"Normally, their innings are almost identical," Francona said. "And then for about a 10-day period, Andrew shot up. Well, we lost a couple where Andrew gave up the lead, so Cody didn't pitch. And I just want to kind of ensure that we keep their workloads kind of even."
When Miller's innings increased and his efficiency started to decline, Francona was not the only one who thought a change should be made. Allen decided to approach his manager, and he suggested that he take a few more appearances earlier in the game to allow Miller's innings to even out by taking the ninth inning.
"When Cody came to me and said that, one, it didn't shock me, but I don't know how many guys would do that. I really don't," Francona said. "It'll probably, in the long run, cost him a few saves. I bet you it won't be very many, probably a few, but it will make our team a lot better. And for him to not only understand it, but be willing voluntarily. You know how much I brag about our bullpen. That's a reason right there."
Not only is this switch easing Miller's workload, it's also giving Allen an opportunity to thrive. Francona believes that Allen could benefit from coming into games in the middle of an inning and in more high-pressured situations.
"That's what Cody is doing right there, he's looking out for Andrew. It's really impressive," Francona said. "On the flip side, I actually think it's good for Cody because when you're in that situation, the first couple pitches that you throw, there might be runners on second and third, and that's what he was so good at. I actually think that if we do it at times, I actually think it'll be good for him."

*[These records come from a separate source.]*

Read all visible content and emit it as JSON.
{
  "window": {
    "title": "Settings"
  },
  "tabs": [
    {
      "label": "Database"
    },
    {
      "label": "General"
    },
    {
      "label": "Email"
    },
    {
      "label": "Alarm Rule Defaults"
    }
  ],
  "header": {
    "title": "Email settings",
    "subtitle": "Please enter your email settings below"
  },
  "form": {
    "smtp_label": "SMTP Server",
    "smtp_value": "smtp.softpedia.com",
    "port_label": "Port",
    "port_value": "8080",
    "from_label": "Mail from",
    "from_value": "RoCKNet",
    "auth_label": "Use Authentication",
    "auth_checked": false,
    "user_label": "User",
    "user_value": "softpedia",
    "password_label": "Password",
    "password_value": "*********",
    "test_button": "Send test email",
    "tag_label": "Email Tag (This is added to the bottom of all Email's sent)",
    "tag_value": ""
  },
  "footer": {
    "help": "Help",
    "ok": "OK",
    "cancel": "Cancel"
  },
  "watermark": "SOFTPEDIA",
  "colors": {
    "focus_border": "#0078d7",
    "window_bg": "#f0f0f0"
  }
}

Mandy Bell is a reporter for MLB.com based in Baltimore. This story was not subject to the approval of Major League Baseball or its clubs.